↓
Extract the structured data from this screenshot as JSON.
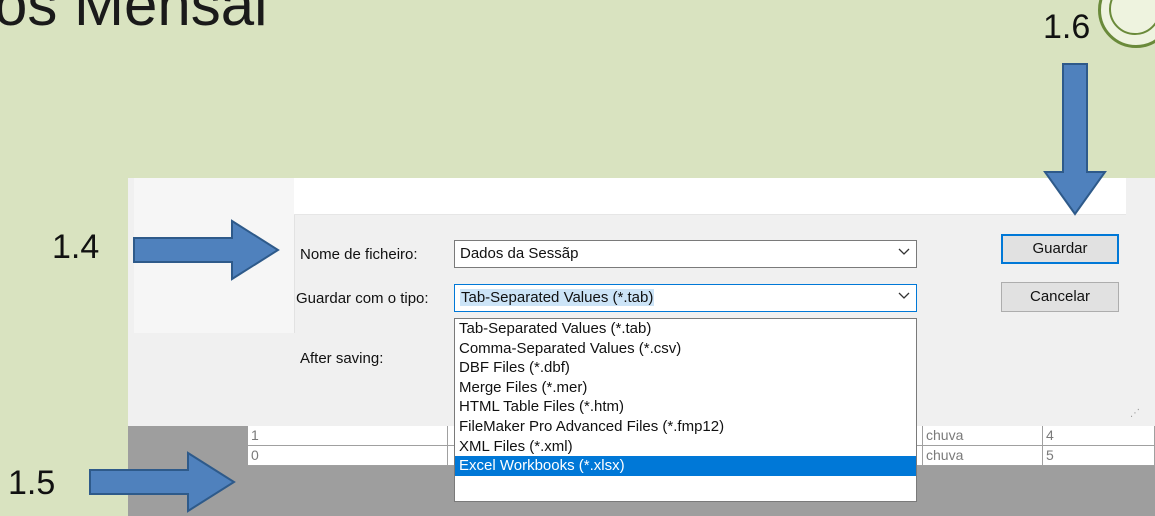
{
  "slide": {
    "title_fragment": "os Mensal",
    "callouts": [
      "1.4",
      "1.5",
      "1.6"
    ]
  },
  "dialog": {
    "filename_label": "Nome de ficheiro:",
    "filename_value": "Dados da Sessãp",
    "savetype_label": "Guardar com o tipo:",
    "savetype_value": "Tab-Separated Values (*.tab)",
    "after_saving_label": "After saving:",
    "save_button": "Guardar",
    "cancel_button": "Cancelar",
    "resize_grip_glyph": "⋰"
  },
  "dropdown": {
    "options": [
      "Tab-Separated Values (*.tab)",
      "Comma-Separated Values (*.csv)",
      "DBF Files (*.dbf)",
      "Merge Files (*.mer)",
      "HTML Table Files (*.htm)",
      "FileMaker Pro Advanced Files (*.fmp12)",
      "XML Files (*.xml)",
      "Excel Workbooks (*.xlsx)"
    ],
    "selected_index": 7
  },
  "table": {
    "rows": [
      {
        "c1": "1",
        "c2": "chuva",
        "c3": "4"
      },
      {
        "c1": "0",
        "c2": "chuva",
        "c3": "5"
      }
    ]
  },
  "colors": {
    "background": "#d9e3c0",
    "arrow_fill": "#4f81bd",
    "arrow_stroke": "#2e5a8a",
    "selection": "#0078d7"
  },
  "icons": [
    "arrow-right-icon",
    "arrow-down-icon",
    "chevron-down-icon",
    "resize-grip-icon",
    "logo-icon"
  ]
}
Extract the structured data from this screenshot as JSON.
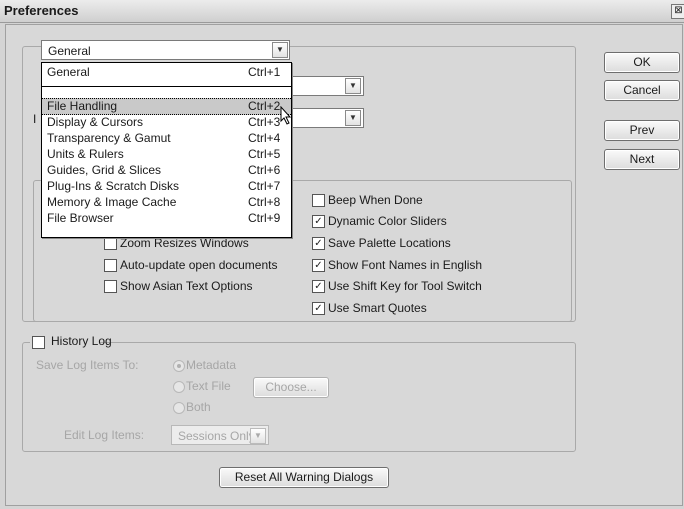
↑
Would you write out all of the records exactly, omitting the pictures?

**Completed exercise**
Extract the structured data from this screenshot as JSON.
{
  "slide": {
    "title_fragment": "os Mensal",
    "callouts": [
      "1.4",
      "1.5",
      "1.6"
    ]
  },
  "dialog": {
    "filename_label": "Nome de ficheiro:",
    "filename_value": "Dados da Sessãp",
    "savetype_label": "Guardar com o tipo:",
    "savetype_value": "Tab-Separated Values (*.tab)",
    "after_saving_label": "After saving:",
    "save_button": "Guardar",
    "cancel_button": "Cancelar",
    "resize_grip_glyph": "⋰"
  },
  "dropdown": {
    "options": [
      "Tab-Separated Values (*.tab)",
      "Comma-Separated Values (*.csv)",
      "DBF Files (*.dbf)",
      "Merge Files (*.mer)",
      "HTML Table Files (*.htm)",
      "FileMaker Pro Advanced Files (*.fmp12)",
      "XML Files (*.xml)",
      "Excel Workbooks (*.xlsx)"
    ],
    "selected_index": 7
  },
  "table": {
    "rows": [
      {
        "c1": "1",
        "c2": "chuva",
        "c3": "4"
      },
      {
        "c1": "0",
        "c2": "chuva",
        "c3": "5"
      }
    ]
  },
  "colors": {
    "background": "#d9e3c0",
    "arrow_fill": "#4f81bd",
    "arrow_stroke": "#2e5a8a",
    "selection": "#0078d7"
  },
  "icons": [
    "arrow-right-icon",
    "arrow-down-icon",
    "chevron-down-icon",
    "resize-grip-icon",
    "logo-icon"
  ]
}
Extract the structured data from this screenshot as JSON.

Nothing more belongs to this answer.